When it comes to the thorny issue of how much arts expertise is needed on the board or an arts organisation, I have my own opinion. Firstly, the skills that I most value on my board are those that are not my strengths. For example, I think having HR expertise is highly valuable as it is an area that most managers have to deal with, even though we are not necessarily trained in all the legalities of this field. I like knowing that in areas like risk management or financial management, I have people double-checking our work, helping to ensure that we are making responsible decisions, but I do want to know that these people also have an appreciation of the arts and the value of our programs. What I don’t really need is someone telling me how to develop arts programs; this is what I know and understand, what I am trained to do and the area where I have many years of experience, but I do value having some different arts perspectives on my board too. It’s great to have the view of an arts practitioner or the expertise of someone who liaises closely with the sector and knows the politics of the arts, the ‘who’s who’.

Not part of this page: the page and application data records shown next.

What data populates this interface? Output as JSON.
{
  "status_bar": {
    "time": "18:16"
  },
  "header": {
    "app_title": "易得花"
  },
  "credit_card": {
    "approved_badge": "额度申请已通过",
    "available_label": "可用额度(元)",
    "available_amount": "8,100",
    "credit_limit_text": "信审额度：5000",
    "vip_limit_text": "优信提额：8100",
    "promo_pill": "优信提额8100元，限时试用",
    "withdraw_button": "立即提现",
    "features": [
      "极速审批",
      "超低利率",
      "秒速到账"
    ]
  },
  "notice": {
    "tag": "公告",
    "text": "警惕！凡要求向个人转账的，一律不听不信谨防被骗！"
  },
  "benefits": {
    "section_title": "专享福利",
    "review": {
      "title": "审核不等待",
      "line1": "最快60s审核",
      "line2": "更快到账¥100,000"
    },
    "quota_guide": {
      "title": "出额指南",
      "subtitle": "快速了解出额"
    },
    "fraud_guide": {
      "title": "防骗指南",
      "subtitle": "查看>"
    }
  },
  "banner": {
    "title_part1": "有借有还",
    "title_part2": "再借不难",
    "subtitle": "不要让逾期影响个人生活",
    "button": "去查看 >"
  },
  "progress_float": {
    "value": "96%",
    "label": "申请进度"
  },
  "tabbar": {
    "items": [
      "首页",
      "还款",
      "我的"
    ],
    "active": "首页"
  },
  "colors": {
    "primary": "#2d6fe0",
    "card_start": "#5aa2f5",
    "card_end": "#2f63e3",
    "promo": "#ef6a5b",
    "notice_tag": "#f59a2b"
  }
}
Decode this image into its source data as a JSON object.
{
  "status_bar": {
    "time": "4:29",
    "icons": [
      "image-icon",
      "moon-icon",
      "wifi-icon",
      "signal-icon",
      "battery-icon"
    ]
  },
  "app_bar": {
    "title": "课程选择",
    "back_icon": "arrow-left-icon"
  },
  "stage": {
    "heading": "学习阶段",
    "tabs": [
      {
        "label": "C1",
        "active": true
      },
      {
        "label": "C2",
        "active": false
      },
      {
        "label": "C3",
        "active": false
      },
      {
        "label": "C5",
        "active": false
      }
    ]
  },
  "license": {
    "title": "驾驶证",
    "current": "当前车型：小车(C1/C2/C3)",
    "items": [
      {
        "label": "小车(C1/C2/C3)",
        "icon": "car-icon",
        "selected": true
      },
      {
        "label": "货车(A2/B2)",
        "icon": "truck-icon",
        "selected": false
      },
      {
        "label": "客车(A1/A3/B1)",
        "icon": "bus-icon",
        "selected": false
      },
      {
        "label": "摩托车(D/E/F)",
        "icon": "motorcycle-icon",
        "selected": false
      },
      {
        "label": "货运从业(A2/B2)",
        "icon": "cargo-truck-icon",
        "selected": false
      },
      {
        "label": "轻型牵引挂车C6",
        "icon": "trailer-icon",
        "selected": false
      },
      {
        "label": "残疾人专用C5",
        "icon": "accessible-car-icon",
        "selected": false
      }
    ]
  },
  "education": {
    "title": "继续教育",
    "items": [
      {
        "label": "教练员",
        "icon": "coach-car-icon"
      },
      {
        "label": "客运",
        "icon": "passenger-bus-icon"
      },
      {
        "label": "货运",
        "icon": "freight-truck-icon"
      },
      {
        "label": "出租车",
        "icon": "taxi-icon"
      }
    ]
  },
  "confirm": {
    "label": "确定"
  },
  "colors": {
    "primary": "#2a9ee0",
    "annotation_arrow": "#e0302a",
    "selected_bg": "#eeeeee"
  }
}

Representative boards used to be the dominant model within the NSW regional arts sector. There has been a steady move away from this, removing the problem of people representing bodies such as local councils and coming into board meetings with split loyalties when their role should have been to ensure the organisation was being managed well and in its own interest. Those cases have lessened, and increasingly we are seeing boards able to steer organisations with knowledge and expertise. But there is nothing like a crisis to sort out whether a board has the right balance of skills across its members along with an understanding of the arts sector that we operate in. With ever-increasing levels of compliance being demanded of our arts organisations, I urge all our regional arts bodies – whether professional organisations or community, volunteer-run associations, to address the need for good governance by starting with ensuring that their board is made up of people invested in the sector but with skills to support good practice.